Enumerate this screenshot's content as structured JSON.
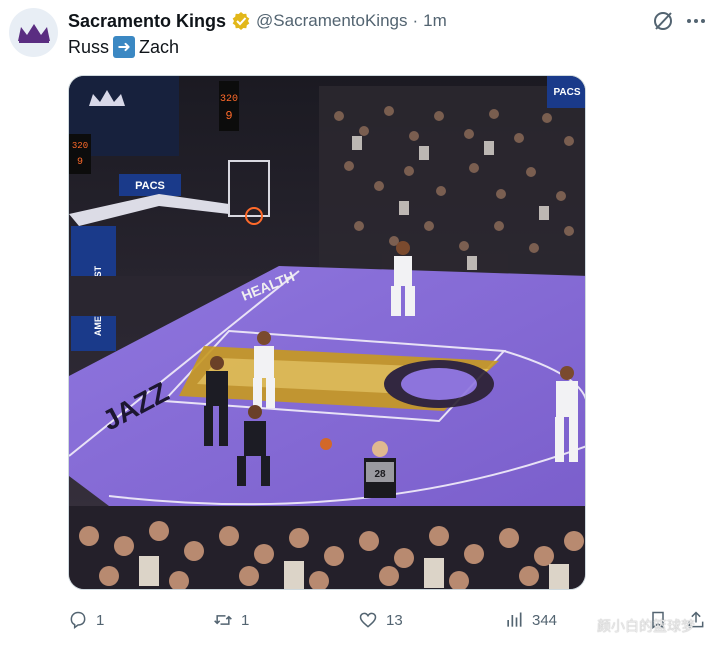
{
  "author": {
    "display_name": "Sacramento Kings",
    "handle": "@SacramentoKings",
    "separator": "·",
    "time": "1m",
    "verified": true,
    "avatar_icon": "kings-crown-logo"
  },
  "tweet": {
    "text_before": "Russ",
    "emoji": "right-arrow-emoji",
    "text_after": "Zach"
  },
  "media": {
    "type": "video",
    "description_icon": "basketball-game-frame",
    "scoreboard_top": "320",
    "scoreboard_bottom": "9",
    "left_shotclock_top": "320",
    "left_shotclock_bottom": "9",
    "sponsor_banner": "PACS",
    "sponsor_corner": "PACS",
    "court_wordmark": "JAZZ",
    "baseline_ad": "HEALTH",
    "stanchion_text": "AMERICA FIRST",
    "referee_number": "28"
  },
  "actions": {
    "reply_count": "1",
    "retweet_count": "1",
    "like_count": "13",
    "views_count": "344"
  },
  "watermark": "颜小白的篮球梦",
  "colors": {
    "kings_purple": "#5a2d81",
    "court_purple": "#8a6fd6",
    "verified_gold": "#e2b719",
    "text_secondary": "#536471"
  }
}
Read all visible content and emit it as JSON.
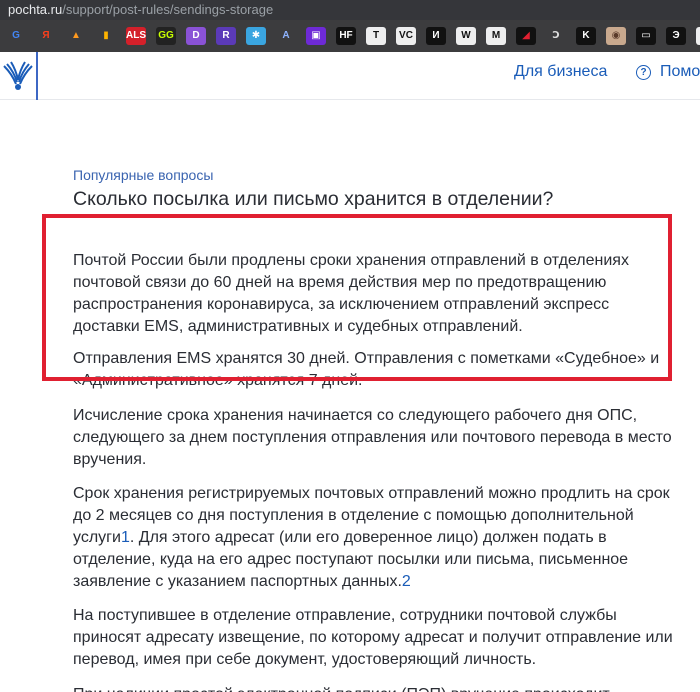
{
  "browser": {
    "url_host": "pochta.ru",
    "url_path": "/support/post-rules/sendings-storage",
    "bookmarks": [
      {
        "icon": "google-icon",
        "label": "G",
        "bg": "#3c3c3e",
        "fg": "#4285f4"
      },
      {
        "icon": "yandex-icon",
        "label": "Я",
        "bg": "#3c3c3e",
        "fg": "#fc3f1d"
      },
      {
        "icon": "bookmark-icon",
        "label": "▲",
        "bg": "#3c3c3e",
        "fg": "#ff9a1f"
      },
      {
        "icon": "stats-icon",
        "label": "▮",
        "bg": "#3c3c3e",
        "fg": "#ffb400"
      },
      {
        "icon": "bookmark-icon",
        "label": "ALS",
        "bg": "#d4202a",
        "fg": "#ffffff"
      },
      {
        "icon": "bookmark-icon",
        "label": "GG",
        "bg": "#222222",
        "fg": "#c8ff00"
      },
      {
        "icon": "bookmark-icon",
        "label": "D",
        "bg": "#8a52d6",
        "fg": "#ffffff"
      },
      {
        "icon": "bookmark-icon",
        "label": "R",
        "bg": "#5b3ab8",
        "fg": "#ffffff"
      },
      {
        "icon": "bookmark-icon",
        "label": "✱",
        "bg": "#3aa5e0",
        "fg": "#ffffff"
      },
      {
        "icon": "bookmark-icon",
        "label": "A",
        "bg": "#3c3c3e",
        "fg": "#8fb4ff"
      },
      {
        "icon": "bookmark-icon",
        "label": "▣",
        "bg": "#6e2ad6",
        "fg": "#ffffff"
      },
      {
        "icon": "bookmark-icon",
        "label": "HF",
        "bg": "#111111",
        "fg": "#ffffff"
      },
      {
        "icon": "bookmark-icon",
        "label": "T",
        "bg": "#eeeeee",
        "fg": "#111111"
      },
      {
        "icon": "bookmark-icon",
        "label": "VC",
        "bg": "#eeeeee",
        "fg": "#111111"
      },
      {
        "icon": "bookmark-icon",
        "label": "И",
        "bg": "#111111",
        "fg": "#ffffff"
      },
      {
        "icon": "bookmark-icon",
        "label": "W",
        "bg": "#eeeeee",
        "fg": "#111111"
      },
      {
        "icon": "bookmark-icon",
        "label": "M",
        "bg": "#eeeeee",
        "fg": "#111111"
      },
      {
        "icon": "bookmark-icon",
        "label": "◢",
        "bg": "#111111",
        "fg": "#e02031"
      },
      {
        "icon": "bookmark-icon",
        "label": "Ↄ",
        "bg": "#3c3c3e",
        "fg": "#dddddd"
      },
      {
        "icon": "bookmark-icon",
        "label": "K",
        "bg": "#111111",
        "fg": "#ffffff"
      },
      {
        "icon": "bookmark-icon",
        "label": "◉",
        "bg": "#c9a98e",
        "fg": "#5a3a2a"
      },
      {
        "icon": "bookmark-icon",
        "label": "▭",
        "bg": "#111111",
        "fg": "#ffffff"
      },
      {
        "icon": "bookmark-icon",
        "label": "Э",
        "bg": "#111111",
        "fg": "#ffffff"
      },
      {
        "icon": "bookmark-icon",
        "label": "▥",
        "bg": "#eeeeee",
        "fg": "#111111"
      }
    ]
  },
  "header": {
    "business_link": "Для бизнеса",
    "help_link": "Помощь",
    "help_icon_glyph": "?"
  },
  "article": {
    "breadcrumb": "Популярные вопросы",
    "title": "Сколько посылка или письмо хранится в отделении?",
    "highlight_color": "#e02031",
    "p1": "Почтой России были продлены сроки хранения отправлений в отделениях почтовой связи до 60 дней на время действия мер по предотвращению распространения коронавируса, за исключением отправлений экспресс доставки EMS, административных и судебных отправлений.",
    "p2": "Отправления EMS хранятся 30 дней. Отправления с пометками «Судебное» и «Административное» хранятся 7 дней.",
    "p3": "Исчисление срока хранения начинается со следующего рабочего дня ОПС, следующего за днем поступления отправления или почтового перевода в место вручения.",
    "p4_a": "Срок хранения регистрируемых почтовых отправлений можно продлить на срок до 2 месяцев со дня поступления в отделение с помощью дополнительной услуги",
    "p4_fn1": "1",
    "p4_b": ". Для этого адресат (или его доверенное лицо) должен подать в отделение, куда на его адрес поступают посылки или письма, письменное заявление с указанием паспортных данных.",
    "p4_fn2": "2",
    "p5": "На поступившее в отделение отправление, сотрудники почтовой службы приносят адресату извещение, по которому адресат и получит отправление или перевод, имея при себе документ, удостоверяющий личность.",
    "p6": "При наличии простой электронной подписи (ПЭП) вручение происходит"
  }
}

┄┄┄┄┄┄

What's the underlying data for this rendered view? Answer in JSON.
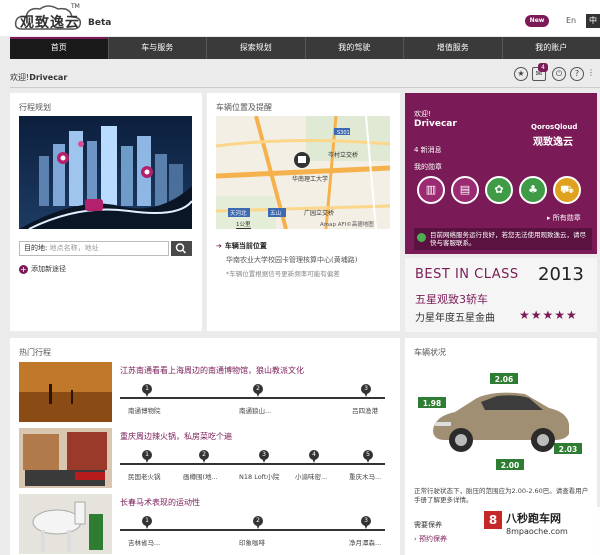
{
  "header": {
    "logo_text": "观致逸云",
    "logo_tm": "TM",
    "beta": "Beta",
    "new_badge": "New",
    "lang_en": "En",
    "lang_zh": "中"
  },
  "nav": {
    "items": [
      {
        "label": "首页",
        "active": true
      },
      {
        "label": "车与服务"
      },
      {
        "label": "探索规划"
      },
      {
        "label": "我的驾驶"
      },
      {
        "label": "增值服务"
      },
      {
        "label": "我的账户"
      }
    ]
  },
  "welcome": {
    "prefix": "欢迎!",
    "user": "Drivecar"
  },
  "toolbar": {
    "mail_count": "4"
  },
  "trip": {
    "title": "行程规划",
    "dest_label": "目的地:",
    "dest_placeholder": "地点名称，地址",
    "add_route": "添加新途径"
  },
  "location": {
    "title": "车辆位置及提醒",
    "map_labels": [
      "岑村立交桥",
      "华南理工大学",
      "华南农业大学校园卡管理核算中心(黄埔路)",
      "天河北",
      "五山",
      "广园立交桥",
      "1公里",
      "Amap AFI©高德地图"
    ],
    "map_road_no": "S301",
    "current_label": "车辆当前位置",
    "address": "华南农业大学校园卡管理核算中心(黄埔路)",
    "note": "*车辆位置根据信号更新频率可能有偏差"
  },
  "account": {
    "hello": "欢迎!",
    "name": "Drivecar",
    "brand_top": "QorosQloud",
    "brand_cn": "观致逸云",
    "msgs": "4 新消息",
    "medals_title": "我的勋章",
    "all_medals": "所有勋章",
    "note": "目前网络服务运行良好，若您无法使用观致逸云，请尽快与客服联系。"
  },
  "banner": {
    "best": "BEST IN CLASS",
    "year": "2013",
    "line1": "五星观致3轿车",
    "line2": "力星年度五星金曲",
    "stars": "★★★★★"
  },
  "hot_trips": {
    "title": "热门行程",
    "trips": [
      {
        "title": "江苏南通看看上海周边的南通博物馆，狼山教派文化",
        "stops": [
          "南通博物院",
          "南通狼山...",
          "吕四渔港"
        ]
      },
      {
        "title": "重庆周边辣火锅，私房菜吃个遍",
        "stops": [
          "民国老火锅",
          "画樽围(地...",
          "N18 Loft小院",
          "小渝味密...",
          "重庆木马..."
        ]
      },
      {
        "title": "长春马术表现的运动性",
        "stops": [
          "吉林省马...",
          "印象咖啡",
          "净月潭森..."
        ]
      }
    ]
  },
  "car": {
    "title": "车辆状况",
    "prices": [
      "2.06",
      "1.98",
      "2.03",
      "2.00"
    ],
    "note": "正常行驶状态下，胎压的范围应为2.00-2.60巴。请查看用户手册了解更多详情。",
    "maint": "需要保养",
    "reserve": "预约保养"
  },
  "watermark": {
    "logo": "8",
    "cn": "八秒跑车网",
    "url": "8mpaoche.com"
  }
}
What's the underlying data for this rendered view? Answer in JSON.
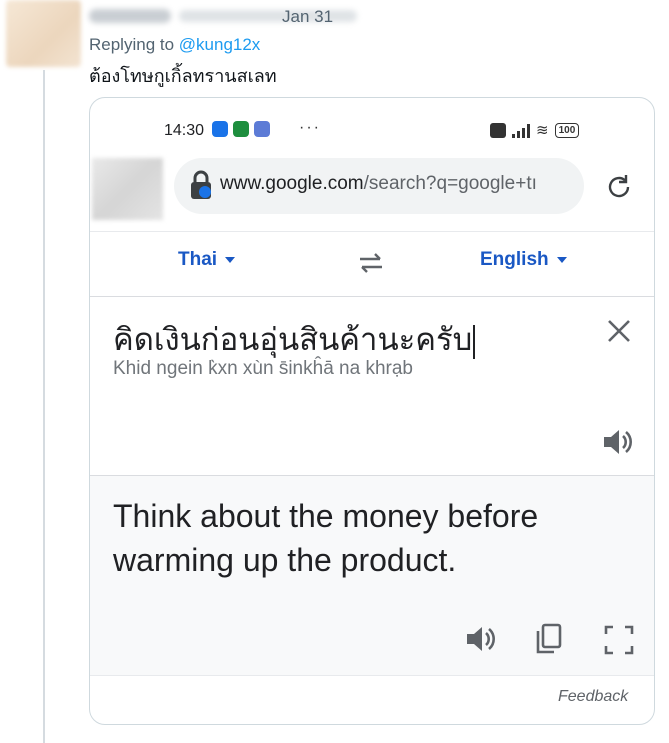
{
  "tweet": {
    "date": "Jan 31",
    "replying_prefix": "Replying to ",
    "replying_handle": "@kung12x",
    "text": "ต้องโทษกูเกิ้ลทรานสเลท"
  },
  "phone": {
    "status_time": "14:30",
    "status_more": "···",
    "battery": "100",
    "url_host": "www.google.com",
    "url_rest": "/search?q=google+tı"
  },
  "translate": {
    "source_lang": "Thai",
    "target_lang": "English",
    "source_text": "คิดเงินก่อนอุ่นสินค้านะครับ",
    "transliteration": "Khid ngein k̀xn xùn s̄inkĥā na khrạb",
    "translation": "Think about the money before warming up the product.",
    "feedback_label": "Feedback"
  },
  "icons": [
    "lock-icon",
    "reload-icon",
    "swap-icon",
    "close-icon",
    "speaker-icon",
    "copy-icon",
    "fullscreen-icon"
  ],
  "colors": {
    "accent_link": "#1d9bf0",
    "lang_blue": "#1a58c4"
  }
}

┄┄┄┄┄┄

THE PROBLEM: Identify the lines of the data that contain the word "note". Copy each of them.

RESPONSE TO THIS EXERCISE:
    "note": "*车辆位置根据信号更新频率可能有偏差"
    "note": "目前网络服务运行良好，若您无法使用观致逸云，请尽快与客服联系。"
    "note": "正常行驶状态下，胎压的范围应为2.00-2.60巴。请查看用户手册了解更多详情。",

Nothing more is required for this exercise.